3 out of 4Your feelings on the disc may be skewed towards which Godzilla era you prefer. But as a primer on the not-so-humble beginnings of Godzilla, it serves as a wonderful introduction, and a nice jumping point for those who may want to explore further into their favorite film’s music, and maybe even try to locate the full soundtrack.

Order this CD

  1. Footsteps FX (Godzilla) (0:36)
  2. Godzilla Main Theme (Godzilla) (1:31)
  3. Ootojima Temple Festival (Godzilla) (1:19)
  4. Japanese Army March (Godzilla) (0:38)
  5. Godzilla Comes Ashore (Godzilla) (1:51)
  6. Godzilla’s Rampage (Godzilla) (2:25)
  7. Ending (Godzilla) (1:42)
  8. Main Title (Godzilla Rides Again) (1:24)
  9. Helicopter/Man Screams/SOS FX (King Kong vs. Godzilla) (0:23)
  10. Main Title (King Kong vs. Godzilla) (1:57)
  11. King Kong Roars FX (King Kong vs. Godzilla) (0:13)
  12. Planning King Kong’s Transport (King Kong vs. Godzilla) (2:13)
  13. Mothra’s Song (Mothra vs. Godzilla) (2:23)
  14. Mothra FX (Mothra vs. Godzilla) (0:09)
  15. Main Title (Mothra vs. Godzilla) (1:52)
  16. Sacred Springs (Mothra vs. Godzilla) (3:49)
  17. Main Title/Monsters Appear In Yokohama (Ghidorah, The Three Headed Monster) (2:33)
  18. UFO Approaches/Monsters Fight FX/Monster Battle March (Main Title) (Invasion Of The Astro-Monster) (2:56)
  19. Main Title (Son Of Godzilla) (2:07)

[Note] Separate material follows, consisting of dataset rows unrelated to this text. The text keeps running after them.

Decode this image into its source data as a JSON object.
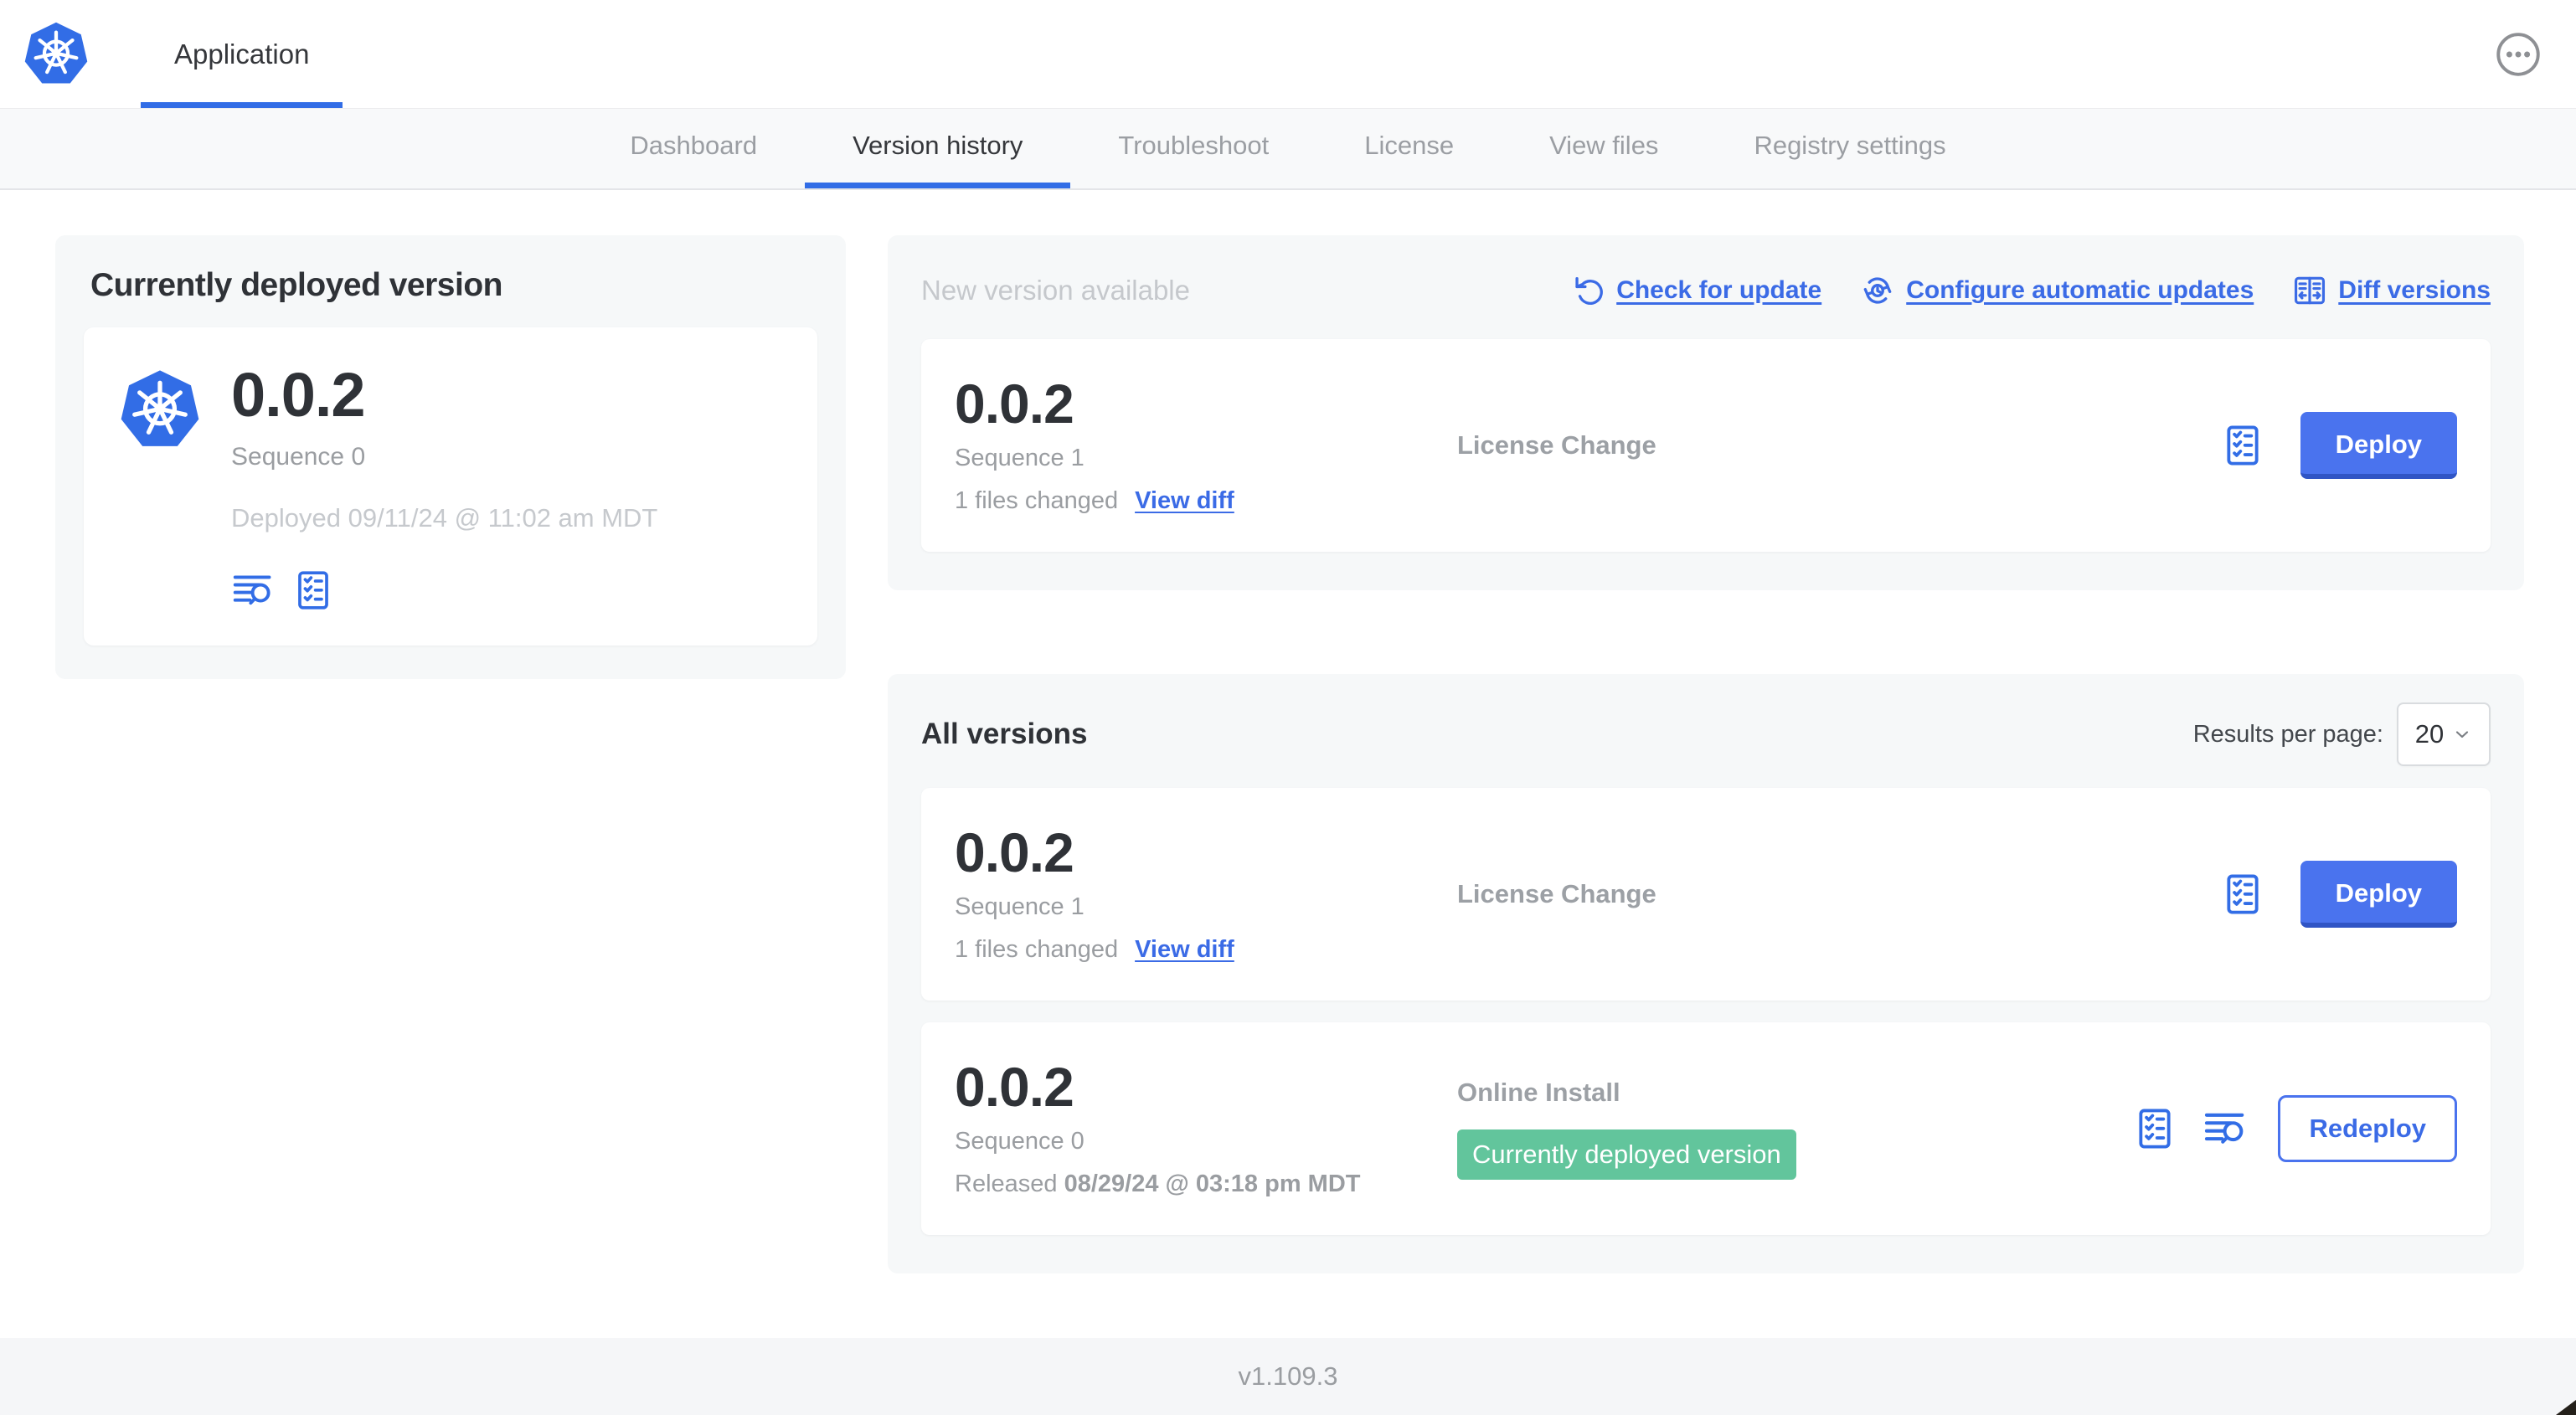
{
  "colors": {
    "accent_blue": "#326DE6",
    "button_blue": "#4A73EE",
    "button_blue_shade": "#3055C5",
    "badge_green": "#62C59C",
    "muted_gray": "#C5C8CC",
    "text_gray": "#9A9DA1",
    "text_dark": "#2F3237"
  },
  "header": {
    "logo_icon": "kubernetes-logo",
    "app_tab": "Application",
    "more_icon": "ellipsis-circle"
  },
  "nav": {
    "tabs": [
      {
        "label": "Dashboard",
        "active": false
      },
      {
        "label": "Version history",
        "active": true
      },
      {
        "label": "Troubleshoot",
        "active": false
      },
      {
        "label": "License",
        "active": false
      },
      {
        "label": "View files",
        "active": false
      },
      {
        "label": "Registry settings",
        "active": false
      }
    ]
  },
  "current_version_panel": {
    "title": "Currently deployed version",
    "version": "0.0.2",
    "sequence": "Sequence 0",
    "deployed": "Deployed 09/11/24 @ 11:02 am MDT",
    "icons": [
      "logs-icon",
      "config-checklist-icon"
    ]
  },
  "new_version_section": {
    "title": "New version available",
    "actions": [
      {
        "label": "Check for update",
        "icon": "refresh-icon"
      },
      {
        "label": "Configure automatic updates",
        "icon": "auto-update-clock-icon"
      },
      {
        "label": "Diff versions",
        "icon": "diff-icon"
      }
    ],
    "row": {
      "version": "0.0.2",
      "sequence": "Sequence 1",
      "files_changed": "1 files changed",
      "view_diff": "View diff",
      "source": "License Change",
      "action_label": "Deploy"
    }
  },
  "all_versions_section": {
    "title": "All versions",
    "results_per_page_label": "Results per page:",
    "results_per_page_value": "20",
    "rows": [
      {
        "version": "0.0.2",
        "sequence": "Sequence 1",
        "files_changed": "1 files changed",
        "view_diff": "View diff",
        "source": "License Change",
        "action_label": "Deploy"
      },
      {
        "version": "0.0.2",
        "sequence": "Sequence 0",
        "released_prefix": "Released",
        "released_date": "08/29/24 @ 03:18 pm MDT",
        "source": "Online Install",
        "badge": "Currently deployed version",
        "action_label": "Redeploy"
      }
    ]
  },
  "footer": {
    "version": "v1.109.3"
  }
}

  20. Godzilla vs. Kumonga (Son Of Godzilla) (2:16)
  21. Ending (Son Of Godzilla) (2:46)
  22. Godzilla FX/Toho Logo/Main Title (Destroy All Monsters) (1:35)

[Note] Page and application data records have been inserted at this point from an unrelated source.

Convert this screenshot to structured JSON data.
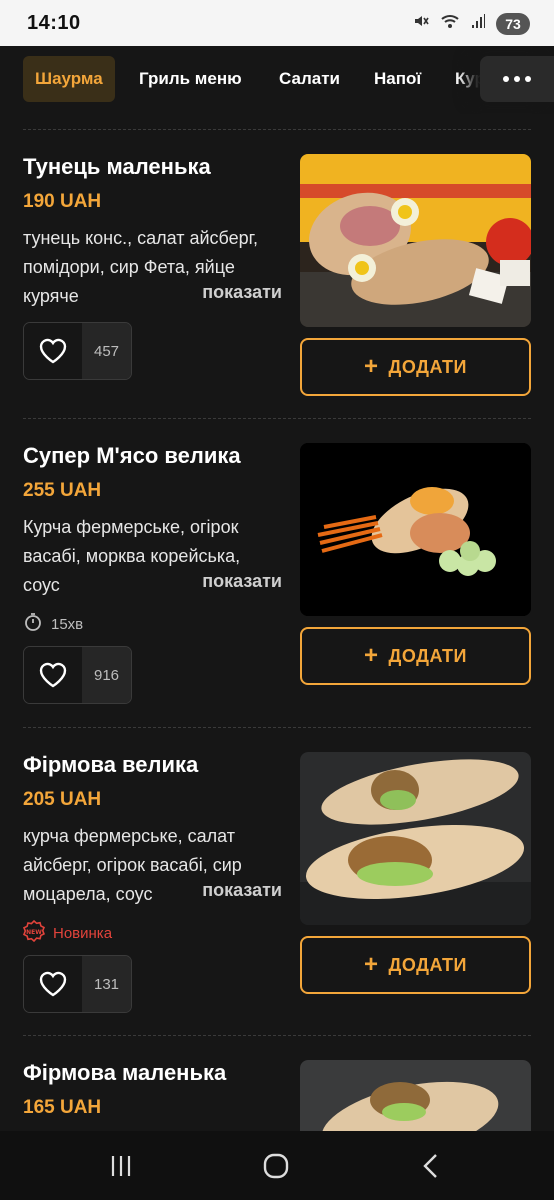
{
  "status": {
    "time": "14:10",
    "battery": "73",
    "icons": [
      "mute-icon",
      "wifi-icon",
      "signal-icon",
      "battery-icon"
    ]
  },
  "tabs": [
    {
      "label": "Шаурма",
      "active": true
    },
    {
      "label": "Гриль меню",
      "active": false
    },
    {
      "label": "Салати",
      "active": false
    },
    {
      "label": "Напої",
      "active": false
    },
    {
      "label": "Кур",
      "active": false
    }
  ],
  "colors": {
    "accent": "#f3a63a",
    "background": "#161616",
    "new_badge": "#e2433b"
  },
  "products": [
    {
      "title": "Тунець маленька",
      "price": "190 UAH",
      "description": "тунець конс., салат айсберг, помідори, сир Фета, яйце куряче",
      "show_more": "показати",
      "likes": "457",
      "add_label": "ДОДАТИ"
    },
    {
      "title": "Супер М'ясо велика",
      "price": "255 UAH",
      "description": "Курча фермерське, огірок васабі, морква корейська, соус",
      "show_more": "показати",
      "time": "15хв",
      "likes": "916",
      "add_label": "ДОДАТИ"
    },
    {
      "title": "Фірмова велика",
      "price": "205 UAH",
      "description": "курча фермерське, салат айсберг, огірок васабі, сир моцарела, соус",
      "show_more": "показати",
      "badge": "Новинка",
      "likes": "131",
      "add_label": "ДОДАТИ"
    },
    {
      "title": "Фірмова маленька",
      "price": "165 UAH"
    }
  ],
  "nav": [
    "recent-apps-icon",
    "home-icon",
    "back-icon"
  ]
}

  23. Title Credits (Destroy All Monsters) (1:23)
  24. Four Monsters Attack Tokyo (Destroy All Monsters) (1:46)
  25. Destroying The Remote Control (Destroy All Monsters) (0:40)
  26. Showdown On Mt. Fuji (Destroy All Monsters) (2:47)
  27. Ending (Destroy All Monsters) (1:26)
  28. Cute Kid Theme/Monster Fight (All Monsters Attack) (2:43)
  29. Godzilla’s Fight (Godzilla vs. Hedorah) (1:09)
  30. Main Title (Godzilla vs. Gigan) (2:11)
  31. Main Title Repeat (Godzilla vs. Gigan) (1:26)
  32. Godzilla March (Record Version) (Godzilla vs. Gigan) (3:09)
  33. Jet Jaguar/Megalon FX (Godzilla vs. Megalon) (0:15)
  34. Main Title (Godzilla vs. Megalon) (1:27)
  35. Godzilla Of Monster Island (Godzilla vs. Megalon) (2:13)
  36. MechaGodzilla FX (Godzilla vs. MechaGodzilla) (0:30)
  37. Godzilla vs. Anguiras (Godzilla vs. MechaGodzilla) (2:27)
  38. Miyarabi’s Prayer (Godzilla vs. MechaGodzilla) (4:03)
  39. Main Title (Terror Of MechaGodzilla) (4:31)
  40. MechaGodzilla II (Terror Of MechaGodzilla) (1:44)
  41. Godzilla’s Entrance (Terror Of MechaGodzilla) (1:14)
  42. Ending (Terror Of MechaGodzilla) (1:15)
  43. Theme From Godzilla – Neil Norman And His Cosmic Orchestra (1:33)

Released by: GNP Crescendo
Release date: 1998
Total running time: 78:30